But a bigger benefit to all of this is what happens when I conference with the students about their writing.  I can address specific aspects of their writing using specific language that they now understand.  A typical comment from me might be, “You have a dependent clause here, but remember?  A dependent clause is not a sentence on its own.  It needs an independent clause either in front of it or behind it to complete the thought.”  I might also say, “You have written a pretty terrific complex sentence, but it is missing its comma.  Begin reading it aloud and tell me where the comma should be.”  The students understand what I am saying to them and feel good about being able to make fix-ups so easily.

This is what it looks like as students are actively analyzing a sentence:

So this is obviously scholarship, but what does it have to do with Structured Word Inquiry?  Yesterday I came across a recent article by Michael Clay Thompson.  It was posted at Fireworks Press where you can find all of the Language Arts curriculum materials he has written.  Click HERE to check it out.  The title of the article is “Doing four-level grammar analysis is like practicing your piano”.  In the article, he addresses why students need to continue analyzing sentences at every level, even if they’ve already been doing it for several years.

In my situation, students are analyzing sentences for the first time.  The benefits are obvious.  But what about next year and the year after that?  When is enough enough?  I sincerely hope you spend the time reading his response.  To that end I will not post the highlights of it.  If I tried, I’d have to post the whole article anyway!  I will, however, share two of his thoughts because they philosophically parallel how I feel about my other passion, Structured Word Inquiry.

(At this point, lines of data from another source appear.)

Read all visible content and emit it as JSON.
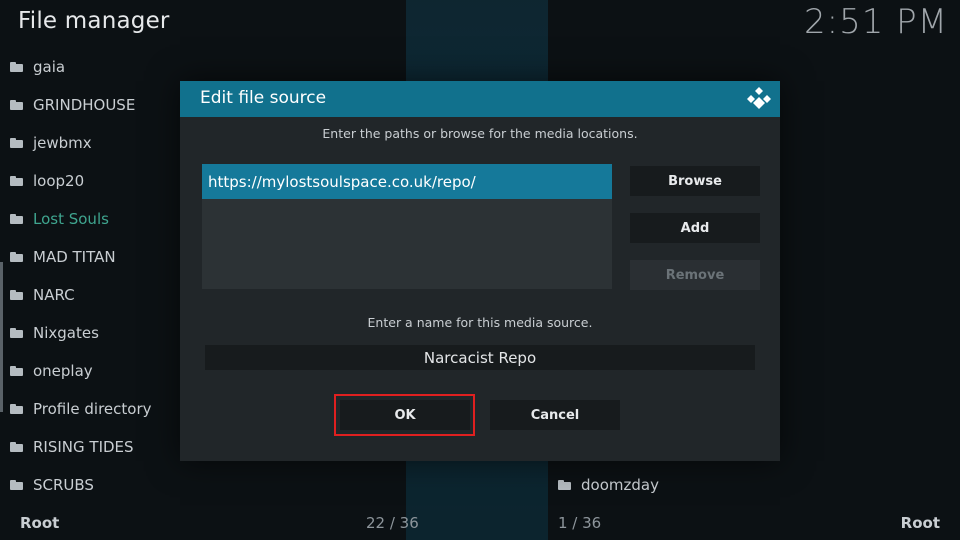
{
  "header": {
    "title": "File manager",
    "clock": "2:51 PM"
  },
  "left_list": {
    "items": [
      {
        "label": "gaia",
        "active": false
      },
      {
        "label": "GRINDHOUSE",
        "active": false
      },
      {
        "label": "jewbmx",
        "active": false
      },
      {
        "label": "loop20",
        "active": false
      },
      {
        "label": "Lost Souls",
        "active": true
      },
      {
        "label": "MAD TITAN",
        "active": false
      },
      {
        "label": "NARC",
        "active": false
      },
      {
        "label": "Nixgates",
        "active": false
      },
      {
        "label": "oneplay",
        "active": false
      },
      {
        "label": "Profile directory",
        "active": false
      },
      {
        "label": "RISING TIDES",
        "active": false
      },
      {
        "label": "SCRUBS",
        "active": false
      }
    ]
  },
  "right_list": {
    "items": [
      {
        "label": "doomzday"
      }
    ]
  },
  "footer": {
    "left_root": "Root",
    "left_count": "22 / 36",
    "right_count": "1 / 36",
    "right_root": "Root"
  },
  "dialog": {
    "title": "Edit file source",
    "paths_hint": "Enter the paths or browse for the media locations.",
    "paths": [
      "https://mylostsoulspace.co.uk/repo/"
    ],
    "browse_label": "Browse",
    "add_label": "Add",
    "remove_label": "Remove",
    "name_hint": "Enter a name for this media source.",
    "name_value": "Narcacist Repo",
    "ok_label": "OK",
    "cancel_label": "Cancel"
  },
  "colors": {
    "accent": "#11718d",
    "selected_row": "#15799a",
    "active_item": "#3fa58f",
    "highlight_box": "#e02020"
  }
}
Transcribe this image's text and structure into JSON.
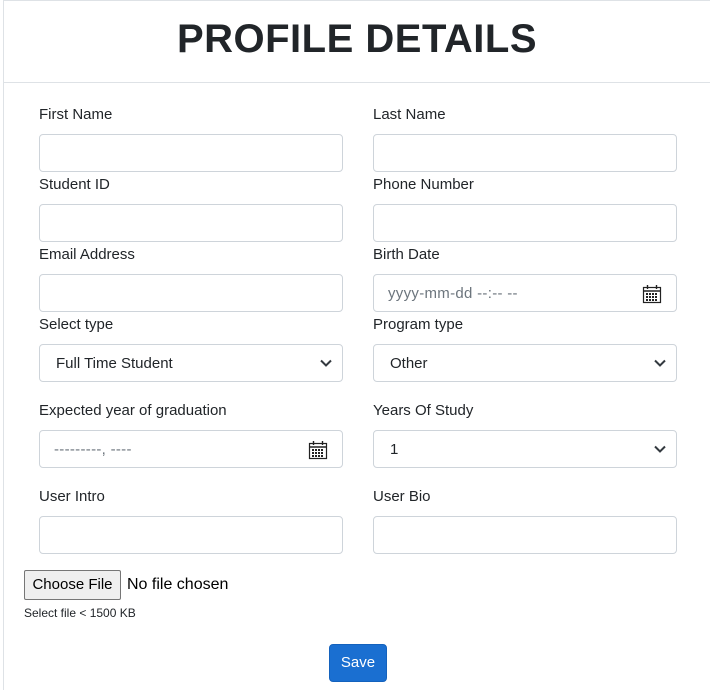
{
  "header": {
    "title": "PROFILE DETAILS"
  },
  "form": {
    "first_name": {
      "label": "First Name",
      "value": ""
    },
    "last_name": {
      "label": "Last Name",
      "value": ""
    },
    "student_id": {
      "label": "Student ID",
      "value": ""
    },
    "phone_number": {
      "label": "Phone Number",
      "value": ""
    },
    "email": {
      "label": "Email Address",
      "value": ""
    },
    "birth_date": {
      "label": "Birth Date",
      "placeholder": "yyyy-mm-dd --:-- --"
    },
    "select_type": {
      "label": "Select type",
      "selected": "Full Time Student"
    },
    "program_type": {
      "label": "Program type",
      "selected": "Other"
    },
    "graduation_year": {
      "label": "Expected year of graduation",
      "placeholder": "---------, ----"
    },
    "years_of_study": {
      "label": "Years Of Study",
      "selected": "1"
    },
    "user_intro": {
      "label": "User Intro",
      "value": ""
    },
    "user_bio": {
      "label": "User Bio",
      "value": ""
    },
    "file_upload": {
      "button_label": "Choose File",
      "status": "No file chosen",
      "hint": "Select file < 1500 KB"
    },
    "save_label": "Save"
  },
  "icons": {
    "calendar": "calendar-icon",
    "dropdown": "chevron-down-icon"
  },
  "colors": {
    "primary_button": "#1a6fd1",
    "border": "#ced4da"
  }
}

“Four level analysis is different because it is an expansive-almost cosmic-inquiry into language, with four tendrils of inquiry moving forward simultaneously, and it is investigating something that is not concrete or simple but that is essentially bottomless.”

For those familiar with SWI, do you see the parallel?  As I’ve been teaching my online class, Getting a Grip on Grammar, I’ve been realizing more and more how similar the investigations into these two areas can be.  I love thinking of SWI’s four essential questions as well as MCT’s four-level analysis as “tendrils of inquiry moving forward simultaneously”.  And clearly neither is “concrete or simple”, but “essentially bottomless”.  There was a time when I would’ve thought of that as an overwhelming idea – thinking I would be expected to know all of it at some point.  But scholarship isn’t like that.

Scholarship is not what happens when you use a textbook, memorize definitions, and get tested.  Scholarship is done leisurely.  It is a continual pursuit to understand better what one only understands partially.  There is no test.  There are only questions to be posed, investigations to be launched, and evidence to be gathered.  Here I will share another quote from Michael Clay Thompson’s article.  In your mind, replace ‘Four-level analysis’ with ‘scholarship’ because clearly the one is a form of the other.

“Four-level analysis can lead you through the known, beyond the terms, past the things that have already been named, and on out to the edge, where the wild questions are.”

It’s alright if you read it a second time.  Because of my passion for both SWI and grammar, this sentence not only resonates with me, it also makes me smile!  Scholarship is a worthy pursuit, whether it be in regards to words, grammar, or in playing the piano.  Thank you Michael Clay Thompson for the beautifully written, inspirational article!

**If you are interested in learning more about the grammar instruction my 5th graders receive, there is a tab at the top of this page that says “Grammar Class”.  That is where you can find out about current schedules.  If there isn’t one currently scheduled, just let me know your preference for time-of-day and dates.  I will created a new schedule!